Until Casino Royale, we hadn’t really seen it. Bond was, as Raymond Chandler famously described him, a guy every man wanted to be and every woman wanted to be with. And then, out of nowhere, he’s weeping in the shower, clutching the only woman he has ever loved.
In Quantum of Solace, a film that begins literally 10 minutes after Craig uttered those eternal words at the end of Casino Royale, Bond is driven not only by the ‘inconsolable rage’ that Judi Dench’s M scolds him about, but revenge – for the attacks that have been made on the only two women in his life. Vesper Lynd’s death at the end of Casino Royale sets Bond on a mission to find the men responsible. The attempt at the beginning of Quantum on the life of M, who, as Bond says with a sheepish smile, “likes to think of herself” as his mother, takes him the closest he has ever come to going rogue.
Indeed, such is the blind fury within his heart, the sort of fury he thought he trained himself to ignore, that he kills every man who gets in his way, until a moment of clarity at the end, when he spares the life of the only man who deserved death. Quantum of Solace, at 106 minutes, is the shortest Bond film ever made, with a breakneck pace and filled with some of the most spectacular action ever filmed in the series – on earth, air, fire and water.

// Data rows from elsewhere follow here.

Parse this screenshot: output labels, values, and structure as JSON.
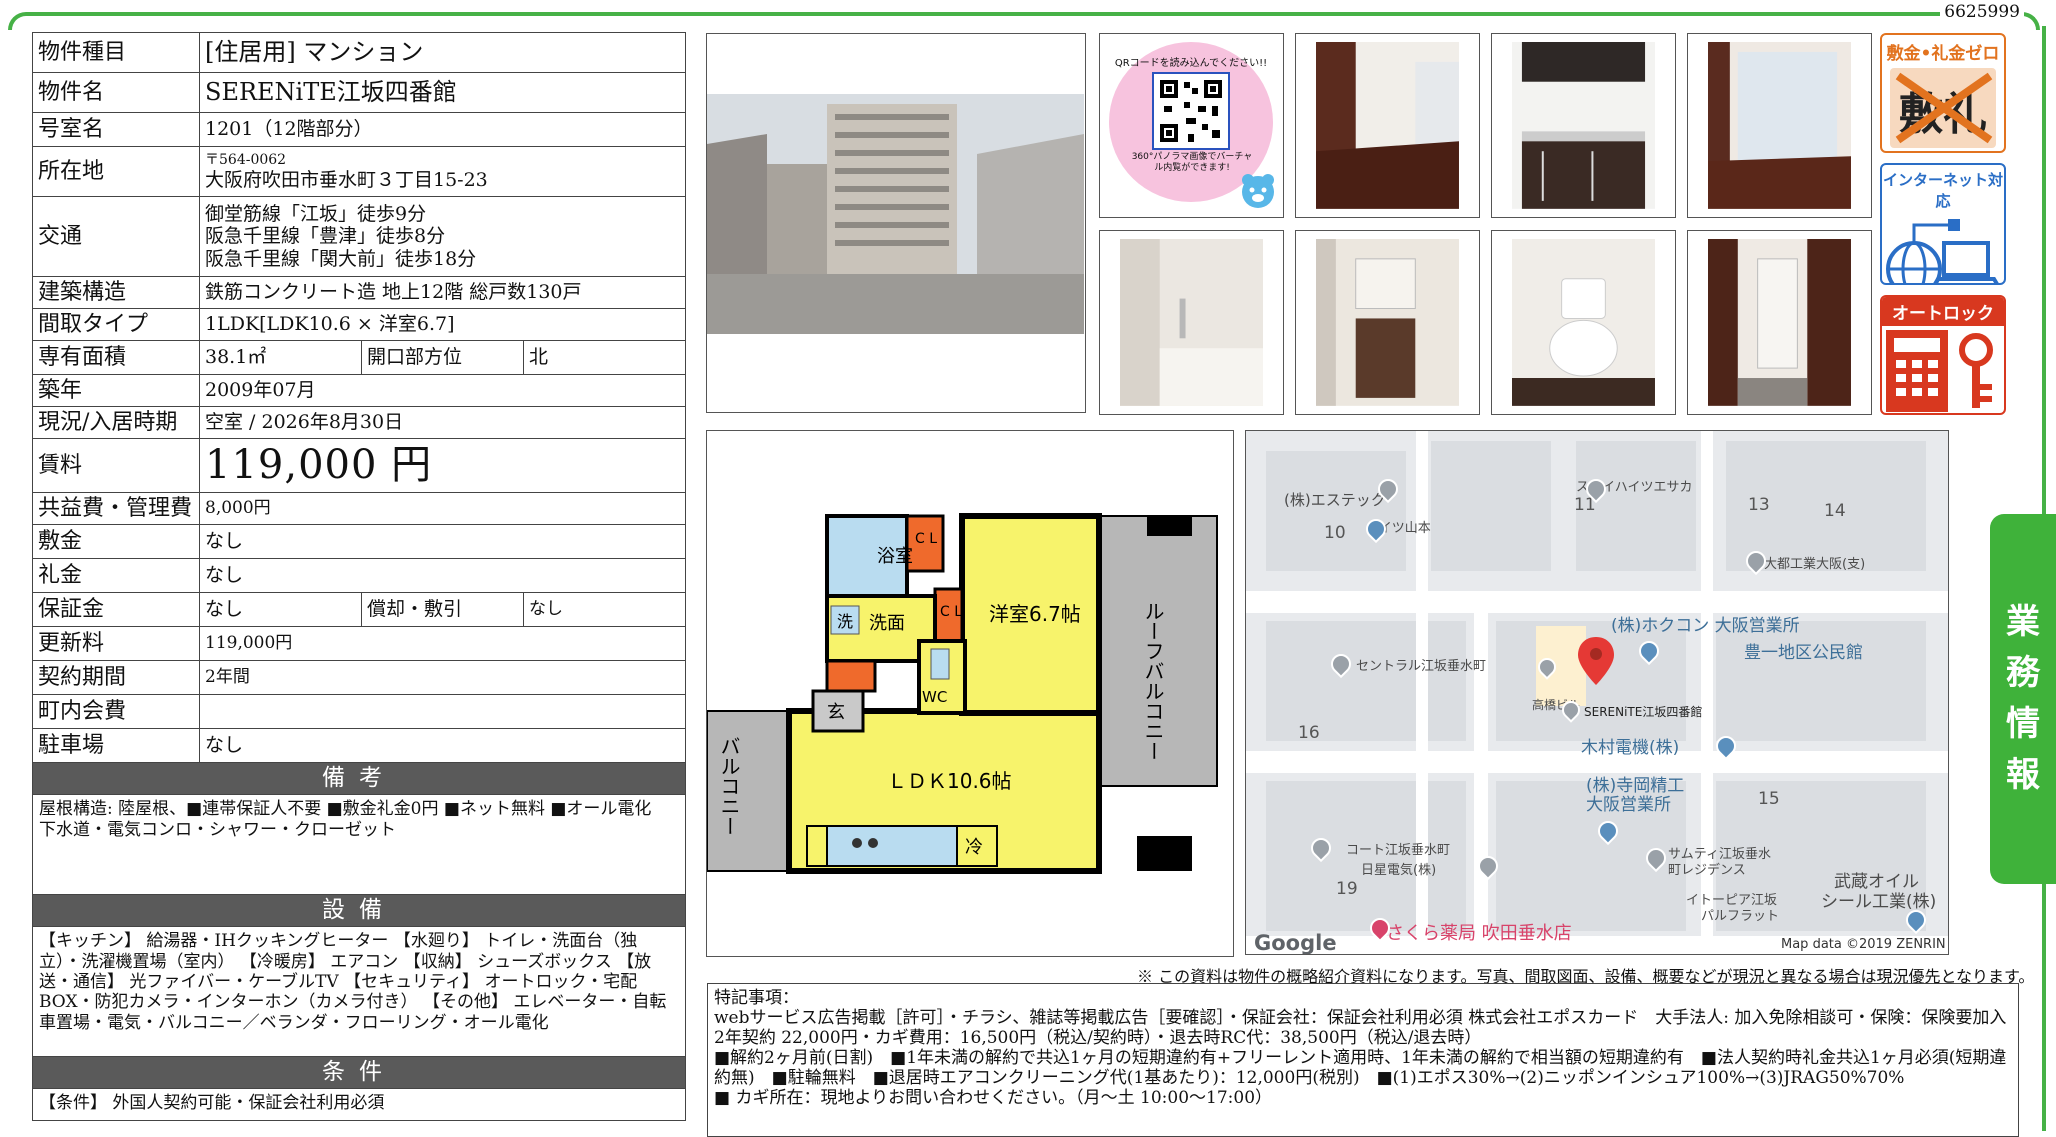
{
  "doc_id": "6625999",
  "spec": {
    "type_label": "物件種目",
    "type_value": "[住居用] マンション",
    "name_label": "物件名",
    "name_value": "SERENiTE江坂四番館",
    "room_label": "号室名",
    "room_value": "1201（12階部分）",
    "addr_label": "所在地",
    "addr_zip": "〒564-0062",
    "addr_value": "大阪府吹田市垂水町３丁目15-23",
    "traffic_label": "交通",
    "traffic_lines": [
      "御堂筋線「江坂」徒歩9分",
      "阪急千里線「豊津」徒歩8分",
      "阪急千里線「関大前」徒歩18分"
    ],
    "structure_label": "建築構造",
    "structure_value": "鉄筋コンクリート造 地上12階 総戸数130戸",
    "layout_label": "間取タイプ",
    "layout_value": "1LDK[LDK10.6 × 洋室6.7]",
    "area_label": "専有面積",
    "area_value": "38.1㎡",
    "facing_label": "開口部方位",
    "facing_value": "北",
    "built_label": "築年",
    "built_value": "2009年07月",
    "status_label": "現況/入居時期",
    "status_value": "空室 / 2026年8月30日",
    "rent_label": "賃料",
    "rent_value": "119,000 円",
    "fee_label": "共益費・管理費",
    "fee_value": "8,000円",
    "deposit_label": "敷金",
    "deposit_value": "なし",
    "key_label": "礼金",
    "key_value": "なし",
    "guarantee_label": "保証金",
    "guarantee_value": "なし",
    "amort_label": "償却・敷引",
    "amort_value": "なし",
    "renewal_label": "更新料",
    "renewal_value": "119,000円",
    "period_label": "契約期間",
    "period_value": "2年間",
    "assoc_label": "町内会費",
    "assoc_value": "",
    "parking_label": "駐車場",
    "parking_value": "なし"
  },
  "remarks_section": {
    "title": "備考",
    "text": "屋根構造: 陸屋根、■連帯保証人不要 ■敷金礼金0円 ■ネット無料 ■オール電化\n下水道・電気コンロ・シャワー・クローゼット"
  },
  "equipment_section": {
    "title": "設備",
    "text": "【キッチン】 給湯器・IHクッキングヒーター 【水廻り】 トイレ・洗面台（独立）・洗濯機置場（室内） 【冷暖房】 エアコン 【収納】 シューズボックス 【放送・通信】 光ファイバー・ケーブルTV 【セキュリティ】 オートロック・宅配BOX・防犯カメラ・インターホン（カメラ付き） 【その他】 エレベーター・自転車置場・電気・バルコニー／ベランダ・フローリング・オール電化"
  },
  "conditions_section": {
    "title": "条件",
    "text": "【条件】 外国人契約可能・保証会社利用必須"
  },
  "qr": {
    "top_text": "QRコードを読み込んでください!!",
    "bottom_text": "360°パノラマ画像でバーチャル内覧ができます!"
  },
  "badges": {
    "zero": "敷金•礼金ゼロ",
    "zero_glyph": "敷礼",
    "internet": "インターネット対応",
    "autolock": "オートロック"
  },
  "floorplan": {
    "bath": "浴室",
    "wash_icon": "洗",
    "wash": "洗面",
    "cl1": "C L",
    "cl2": "C L",
    "bedroom": "洋室6.7帖",
    "roof_balcony": "ルーフバルコニー",
    "entrance": "玄",
    "wc": "WC",
    "ldk": "ＬＤＫ10.6帖",
    "balcony": "バルコニー",
    "fridge": "冷"
  },
  "map": {
    "labels": [
      "(株)エステック",
      "ハイツ山本",
      "スカイハイツエサカ",
      "大都工業大阪(支)",
      "(株)ホクコン 大阪営業所",
      "豊一地区公民館",
      "セントラル江坂垂水町",
      "高橋ビル",
      "SERENiTE江坂四番館",
      "木村電機(株)",
      "(株)寺岡精工",
      "大阪営業所",
      "コート江坂垂水町",
      "日星電気(株)",
      "サムティ江坂垂水",
      "町レジデンス",
      "イトーピア江坂",
      "パルフラット",
      "武蔵オイル",
      "シール工業(株)",
      "さくら薬局 吹田垂水店"
    ],
    "block_numbers": [
      "10",
      "11",
      "13",
      "14",
      "16",
      "15",
      "19"
    ],
    "google": "Google",
    "credit": "Map data ©2019 ZENRIN"
  },
  "side_tab": [
    "業",
    "務",
    "情",
    "報"
  ],
  "disclaimer": "※ この資料は物件の概略紹介資料になります。写真、間取図面、設備、概要などが現況と異なる場合は現況優先となります。",
  "special_notes": {
    "title": "特記事項：",
    "lines": [
      "webサービス広告掲載［許可］・チラシ、雑誌等掲載広告［要確認］・保証会社：保証会社利用必須 株式会社エポスカード　大手法人: 加入免除相談可・保険：保険要加入 2年契約 22,000円・カギ費用：16,500円（税込/契約時）・退去時RC代：38,500円（税込/退去時）",
      "■解約2ヶ月前(日割)　■1年未満の解約で共込1ヶ月の短期違約有+フリーレント適用時、1年未満の解約で相当額の短期違約有　■法人契約時礼金共込1ヶ月必須(短期違約無)　■駐輪無料　■退居時エアコンクリーニング代(1基あたり)：12,000円(税別)　■(1)エポス30%→(2)ニッポンインシュア100%→(3)JRAG50%70%",
      "■ カギ所在：現地よりお問い合わせください。（月～土 10:00～17:00）"
    ]
  },
  "colors": {
    "frame": "#46b146",
    "section": "#5a5a5a",
    "plan_yellow": "#f7f36b",
    "plan_orange": "#ef6a2c",
    "plan_blue": "#b9dcf0",
    "badge_orange": "#e2731f"
  }
}
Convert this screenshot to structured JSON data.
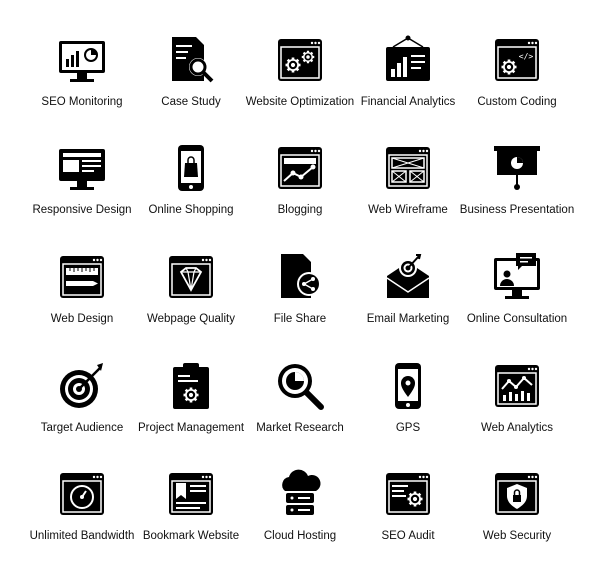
{
  "icon_color": "#000000",
  "icons": [
    {
      "label": "SEO Monitoring",
      "icon": "monitor-chart-icon"
    },
    {
      "label": "Case Study",
      "icon": "document-search-icon"
    },
    {
      "label": "Website Optimization",
      "icon": "browser-gears-icon"
    },
    {
      "label": "Financial Analytics",
      "icon": "board-chart-icon"
    },
    {
      "label": "Custom Coding",
      "icon": "browser-code-gear-icon"
    },
    {
      "label": "Responsive Design",
      "icon": "monitor-layout-icon"
    },
    {
      "label": "Online Shopping",
      "icon": "phone-bag-icon"
    },
    {
      "label": "Blogging",
      "icon": "browser-line-graph-icon"
    },
    {
      "label": "Web Wireframe",
      "icon": "browser-wireframe-icon"
    },
    {
      "label": "Business Presentation",
      "icon": "presentation-board-icon"
    },
    {
      "label": "Web Design",
      "icon": "browser-ruler-pencil-icon"
    },
    {
      "label": "Webpage Quality",
      "icon": "browser-diamond-icon"
    },
    {
      "label": "File Share",
      "icon": "file-share-icon"
    },
    {
      "label": "Email Marketing",
      "icon": "envelope-target-icon"
    },
    {
      "label": "Online Consultation",
      "icon": "monitor-chat-user-icon"
    },
    {
      "label": "Target Audience",
      "icon": "target-arrow-icon"
    },
    {
      "label": "Project Management",
      "icon": "clipboard-gear-icon"
    },
    {
      "label": "Market Research",
      "icon": "magnifier-pie-icon"
    },
    {
      "label": "GPS",
      "icon": "phone-location-icon"
    },
    {
      "label": "Web Analytics",
      "icon": "browser-analytics-icon"
    },
    {
      "label": "Unlimited Bandwidth",
      "icon": "browser-speedometer-icon"
    },
    {
      "label": "Bookmark Website",
      "icon": "browser-bookmark-icon"
    },
    {
      "label": "Cloud Hosting",
      "icon": "cloud-server-icon"
    },
    {
      "label": "SEO Audit",
      "icon": "browser-list-gear-icon"
    },
    {
      "label": "Web Security",
      "icon": "browser-shield-lock-icon"
    }
  ]
}
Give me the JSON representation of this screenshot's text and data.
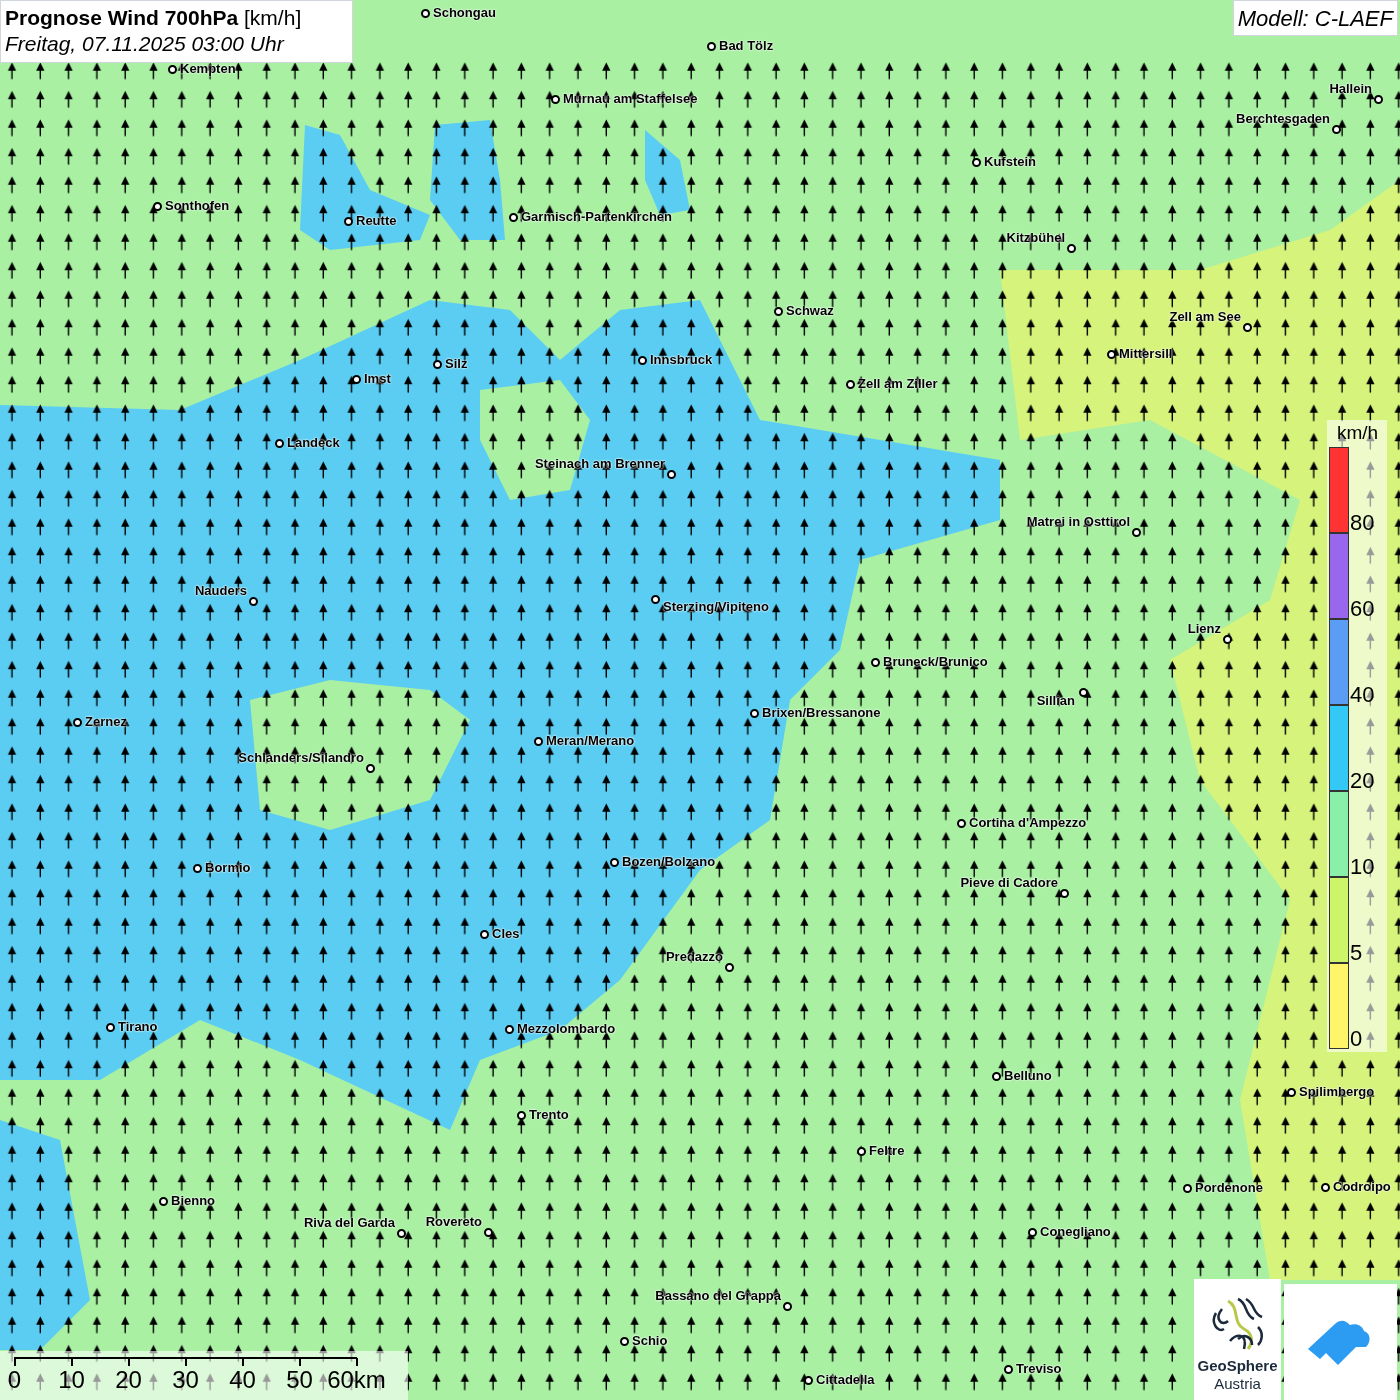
{
  "title": "**Prognose Wind 700hPa** [km/h]",
  "subtitle": "Freitag, 07.11.2025 03:00 Uhr",
  "model": "Modell: C-LAEF",
  "places": [
    {
      "name": "Schongau"
    },
    {
      "name": "Bad Tölz"
    },
    {
      "name": "Kempten"
    },
    {
      "name": "Murnau am Staffelsee"
    },
    {
      "name": "Hallein"
    },
    {
      "name": "Berchtesgaden"
    },
    {
      "name": "Kufstein"
    },
    {
      "name": "Sonthofen"
    },
    {
      "name": "Reutte"
    },
    {
      "name": "Garmisch-Partenkirchen"
    },
    {
      "name": "Kitzbühel"
    },
    {
      "name": "Schwaz"
    },
    {
      "name": "Zell am See"
    },
    {
      "name": "Mittersill"
    },
    {
      "name": "Silz"
    },
    {
      "name": "Innsbruck"
    },
    {
      "name": "Imst"
    },
    {
      "name": "Zell am Ziller"
    },
    {
      "name": "Landeck"
    },
    {
      "name": "Steinach am Brenner"
    },
    {
      "name": "Matrei in Osttirol"
    },
    {
      "name": "Nauders"
    },
    {
      "name": "Sterzing/Vipiteno"
    },
    {
      "name": "Lienz"
    },
    {
      "name": "Bruneck/Brunico"
    },
    {
      "name": "Sillian"
    },
    {
      "name": "Brixen/Bressanone"
    },
    {
      "name": "Zernez"
    },
    {
      "name": "Meran/Merano"
    },
    {
      "name": "Schlanders/Silandro"
    },
    {
      "name": "Cortina d'Ampezzo"
    },
    {
      "name": "Bozen/Bolzano"
    },
    {
      "name": "Bormio"
    },
    {
      "name": "Pieve di Cadore"
    },
    {
      "name": "Cles"
    },
    {
      "name": "Predazzo"
    },
    {
      "name": "Tirano"
    },
    {
      "name": "Mezzolombardo"
    },
    {
      "name": "Belluno"
    },
    {
      "name": "Spilimbergo"
    },
    {
      "name": "Trento"
    },
    {
      "name": "Feltre"
    },
    {
      "name": "Pordenone"
    },
    {
      "name": "Codroipo"
    },
    {
      "name": "Bienno"
    },
    {
      "name": "Riva del Garda"
    },
    {
      "name": "Rovereto"
    },
    {
      "name": "Conegliano"
    },
    {
      "name": "Bassano del Grappa"
    },
    {
      "name": "Schio"
    },
    {
      "name": "Treviso"
    },
    {
      "name": "Cittadella"
    }
  ],
  "legend": {
    "unit": "km/h",
    "items": [
      {
        "label": "80",
        "color": "#ff3333"
      },
      {
        "label": "60",
        "color": "#9966ee"
      },
      {
        "label": "40",
        "color": "#5b9cf5"
      },
      {
        "label": "20",
        "color": "#33c8f5"
      },
      {
        "label": "10",
        "color": "#88f0a8"
      },
      {
        "label": "5",
        "color": "#ccf56a"
      },
      {
        "label": "0",
        "color": "#fff56a"
      }
    ]
  },
  "scale_bar": {
    "ticks": [
      "0",
      "10",
      "20",
      "30",
      "40",
      "50",
      "60km"
    ]
  },
  "logo": {
    "line_1": "GeoSphere",
    "line_2": "Austria"
  }
}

There is certainly an overreliance on action in this film – it begins with the most memorable chase scene of Craig’s run as Bond; shot with a white-knuckle intensity that sets the tone for the rest of the movie, and even has the audacity to put 007 inside a vintage Douglas DC-3. It’s a film in which cars crash into each other, boats barge into boats and planes plough into mountains. It’s crazy.
Presumably, the wall-to-wall action was a result of the ‘bare’ script Craig spoke about, but in a movie that channels some of the best ‘70s revenge thrillers – Death Wish, for obvious reasons, comes to mind – it’s a blessing in disguise. I could be wrong, but I would be surprised if Bond says more than 50 lines in Quantum – which makes Craig’s performance even more remarkable. He can’t rely on the snarky one-liners or the devil-may-care attitude that he so wonderfully played in Casino Royale. This time, he has murder in his eyes, and what almost seems like a deep fear in his heart.
When he meets Camille Montes – the only main Bond girl I can recall who he doesn’t want to be with – he sees a mirror of sorts, another human being driven by a personal vendetta that has overtaken everything else. Without ever feeling shoehorned in, their conversations are almost always about this shared anger, and these shared motivations. “Let me know what it feels like,” she says to him, wanting to understand if there can ever be release in revenge. “What now,” she wonders, when she finally gets it.
Quantum of Solace is hardly a spy movie – although there is an uncommonly woke subplot involving the United States’ flawed foreign policy in the Middle East. It is the necessary bridge between two great Bond films, the incendiary second act to a trilogy that no one could have ever anticipated.